------ Input material
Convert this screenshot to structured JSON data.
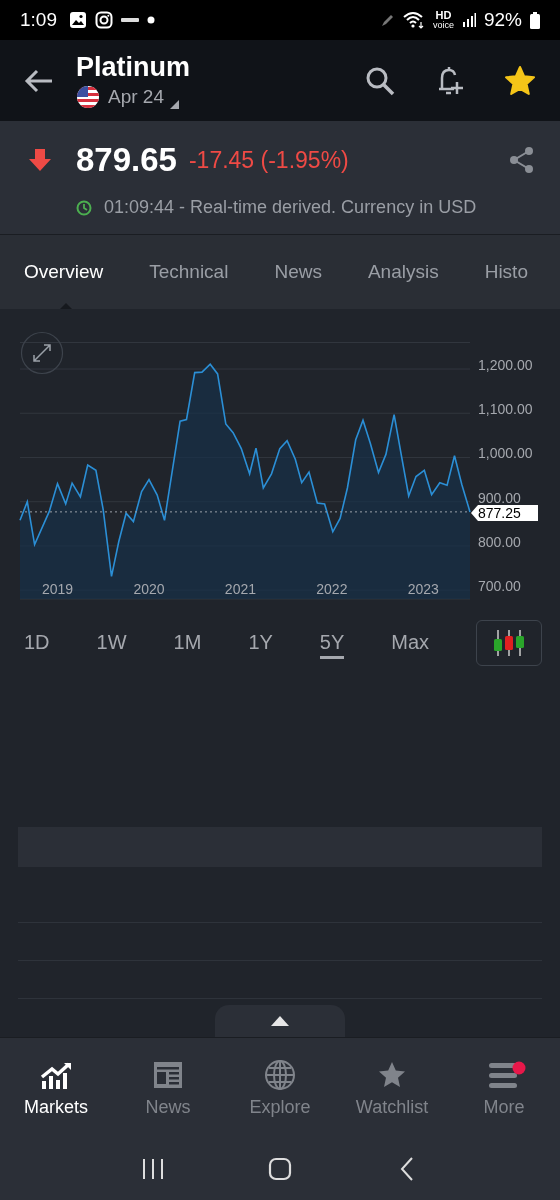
{
  "status_bar": {
    "time": "1:09",
    "hd_label": "HD",
    "hd_sublabel": "voice",
    "battery": "92%"
  },
  "header": {
    "title": "Platinum",
    "contract": "Apr 24",
    "starred": true
  },
  "quote": {
    "falling": true,
    "price": "879.65",
    "change": "-17.45 (-1.95%)",
    "note": "01:09:44 - Real-time derived. Currency in USD"
  },
  "tabs": [
    {
      "label": "Overview",
      "selected": true
    },
    {
      "label": "Technical",
      "selected": false
    },
    {
      "label": "News",
      "selected": false
    },
    {
      "label": "Analysis",
      "selected": false
    },
    {
      "label": "Histo",
      "selected": false
    }
  ],
  "chart": {
    "current_price": "877.25",
    "chart_data": {
      "type": "area",
      "grid": true,
      "xlim": [
        2018.59,
        2023.51
      ],
      "ylim": [
        680,
        1260
      ],
      "xticks": [
        2019,
        2020,
        2021,
        2022,
        2023
      ],
      "yticks": [
        {
          "value": 1200,
          "label": "1,200.00"
        },
        {
          "value": 1100,
          "label": "1,100.00"
        },
        {
          "value": 1000,
          "label": "1,000.00"
        },
        {
          "value": 900,
          "label": "900.00"
        },
        {
          "value": 800,
          "label": "800.00"
        },
        {
          "value": 700,
          "label": "700.00"
        }
      ],
      "x": [
        2018.59,
        2018.67,
        2018.75,
        2018.91,
        2019.0,
        2019.09,
        2019.16,
        2019.25,
        2019.33,
        2019.42,
        2019.5,
        2019.59,
        2019.67,
        2019.75,
        2019.83,
        2019.92,
        2020.0,
        2020.09,
        2020.17,
        2020.34,
        2020.41,
        2020.5,
        2020.58,
        2020.67,
        2020.75,
        2020.84,
        2020.92,
        2021.01,
        2021.1,
        2021.17,
        2021.25,
        2021.34,
        2021.43,
        2021.51,
        2021.6,
        2021.67,
        2021.75,
        2021.84,
        2021.92,
        2022.01,
        2022.09,
        2022.17,
        2022.26,
        2022.34,
        2022.42,
        2022.51,
        2022.59,
        2022.68,
        2022.76,
        2022.84,
        2022.92,
        2023.01,
        2023.09,
        2023.18,
        2023.26,
        2023.34,
        2023.42,
        2023.51
      ],
      "series": [
        {
          "color": "#2b8fd6",
          "values": [
            858,
            900,
            803,
            878,
            941,
            895,
            942,
            911,
            983,
            971,
            882,
            731,
            810,
            874,
            855,
            923,
            950,
            915,
            858,
            1082,
            1086,
            1192,
            1193,
            1211,
            1189,
            1076,
            1056,
            1020,
            963,
            1021,
            931,
            963,
            1020,
            1038,
            996,
            943,
            967,
            897,
            895,
            832,
            862,
            931,
            1040,
            1084,
            1032,
            966,
            1007,
            1097,
            1004,
            913,
            957,
            971,
            916,
            943,
            937,
            1004,
            939,
            877
          ]
        }
      ]
    }
  },
  "ranges": [
    {
      "label": "1D",
      "selected": false
    },
    {
      "label": "1W",
      "selected": false
    },
    {
      "label": "1M",
      "selected": false
    },
    {
      "label": "1Y",
      "selected": false
    },
    {
      "label": "5Y",
      "selected": true
    },
    {
      "label": "Max",
      "selected": false
    }
  ],
  "bottom_nav": [
    {
      "label": "Markets",
      "selected": true,
      "badge": false
    },
    {
      "label": "News",
      "selected": false,
      "badge": false
    },
    {
      "label": "Explore",
      "selected": false,
      "badge": false
    },
    {
      "label": "Watchlist",
      "selected": false,
      "badge": false
    },
    {
      "label": "More",
      "selected": false,
      "badge": true
    }
  ]
}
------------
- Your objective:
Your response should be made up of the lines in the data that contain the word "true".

- Answer box:
    "starred": true
    "falling": true,
      "selected": true
      "grid": true,
      "selected": true
      "selected": true,
      "badge": true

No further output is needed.